Clinton had no problem in addressing this pseudo-radical phrase-making, even declaring at one point that it was true that “this country has still not recovered from its original sin,” i.e., slavery. She touted her own anti-racist credentials, from her early work with Marian Wright Edelman of the Children’s Defense Fund to her friendship with the first black mayor of New York City, David Dinkins.
Defending the repressive measures of the 1990s, Clinton cited support for law-and-order measures among black politicians. She argued, “It’s important to remember—and I certainly remember—that there was a very serious crime wave that was impacting primarily communities of color and poor people. And part of it was that there was just not enough attention paid. So you know, you could argue that people who were trying to address that—including my husband, when he was president—were responding to the very real concerns of people in the communities themselves.”
Clinton went on to elaborate on the proper relationship between the protest activities of Black Lives Matter and the political fortunes of the Democratic Party, emphasizing that protest action was useful both in mobilizing people at the polls and pressuring for specific government actions.
What did this exchange reveal in class terms? Clinton is a leading representative of the American imperialist bourgeoisie. That is not an epithet, but a statement of fact: she is a highly experienced political operative of the most ruthless ruling class on the planet, the American financial aristocracy.
Clinton addressed the two protesters as people who could potentially be of use, both in her political campaign and in her subsequent efforts to suppress popular anger and opposition among minority workers. The two from Black Lives Matter, whatever their individual motives, represent a section of the privileged middle class, seeking greater access to positions of influence and a share in the spoils of American capitalism. They are happy to play the role set out for them by Clinton.

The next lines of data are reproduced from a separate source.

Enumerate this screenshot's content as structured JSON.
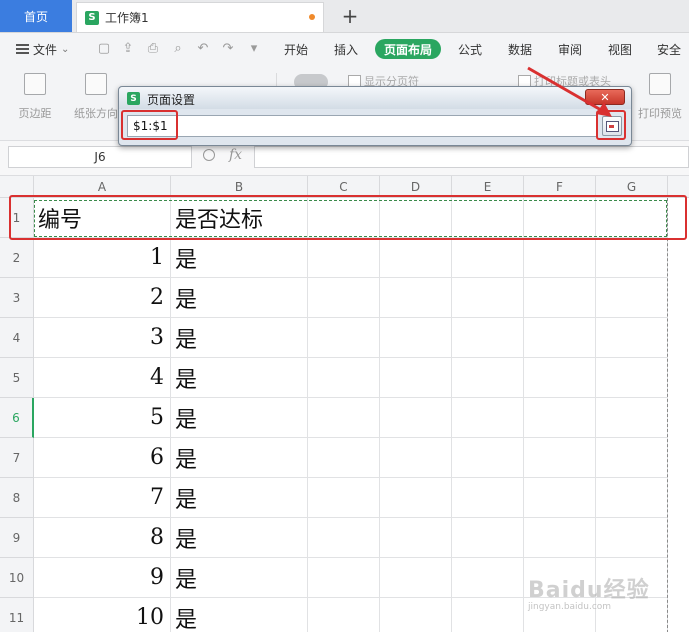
{
  "tabs": {
    "home": "首页",
    "doc": "工作簿1",
    "add": "+"
  },
  "menu": {
    "file": "文件",
    "items": [
      "开始",
      "插入",
      "页面布局",
      "公式",
      "数据",
      "审阅",
      "视图",
      "安全"
    ],
    "active": "页面布局"
  },
  "ribbon": {
    "margins": "页边距",
    "orientation": "纸张方向",
    "show_page_breaks": "显示分页符",
    "print_titles": "打印标题或表头",
    "print_preview": "打印预览"
  },
  "formula_bar": {
    "name_box": "J6",
    "fx": "fx",
    "value": ""
  },
  "grid": {
    "columns": [
      "A",
      "B",
      "C",
      "D",
      "E",
      "F",
      "G"
    ],
    "rows": [
      {
        "n": "1",
        "a": "编号",
        "b": "是否达标"
      },
      {
        "n": "2",
        "a": "1",
        "b": "是"
      },
      {
        "n": "3",
        "a": "2",
        "b": "是"
      },
      {
        "n": "4",
        "a": "3",
        "b": "是"
      },
      {
        "n": "5",
        "a": "4",
        "b": "是"
      },
      {
        "n": "6",
        "a": "5",
        "b": "是"
      },
      {
        "n": "7",
        "a": "6",
        "b": "是"
      },
      {
        "n": "8",
        "a": "7",
        "b": "是"
      },
      {
        "n": "9",
        "a": "8",
        "b": "是"
      },
      {
        "n": "10",
        "a": "9",
        "b": "是"
      },
      {
        "n": "11",
        "a": "10",
        "b": "是"
      }
    ],
    "active_row": "6"
  },
  "dialog": {
    "title": "页面设置",
    "range_value": "$1:$1",
    "close": "✕"
  },
  "watermark": {
    "brand": "Baidu经验",
    "url": "jingyan.baidu.com"
  },
  "colors": {
    "accent_green": "#2aa660",
    "home_tab_blue": "#3b7de0",
    "annotation_red": "#d93030"
  }
}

What is most remarkable—and revealing—about the whole encounter is that in nearly 18 minutes, neither “activist” spoke the name of the current President of the United States, the defender of Wall Street and commander-in-chief of US imperialism, Barack Obama.
The first black president is also the president who has spearheaded the militarization of local police forces, whose administration has sided with the police in every Supreme Court case involving excessive force and misconduct, whose Justice Department has refused to prosecute a single policeman for civil rights violations in the murder of black youth and workers.
Obama is a living refutation of the claims made by groups such as Black Lives Matter, and their pseudo-left apologists, that the elevation of African-Americans to positions of influence within the structure of American imperialism will improve the conditions of life for the vast majority of the oppressed.
There is legitimate and widespread anger over police violence, which has erupted in mass protests over the past year, since the killing of Michael Brown in Ferguson, Missouri. This anger is connected to deep class grievances over ever-rising economic inequality, unemployment and poverty, as well as racism by police directed at African-Americans, Hispanics and other minorities.
Black Lives Matter does not represent this sentiment. It speaks on behalf of a section of the middle class, wedded to race politics, that is looking for more perks and positions, particularly within or through the intercession of the Democratic Party. That is why its protest actions have been directed towards the Democratic candidates in the presidential campaign.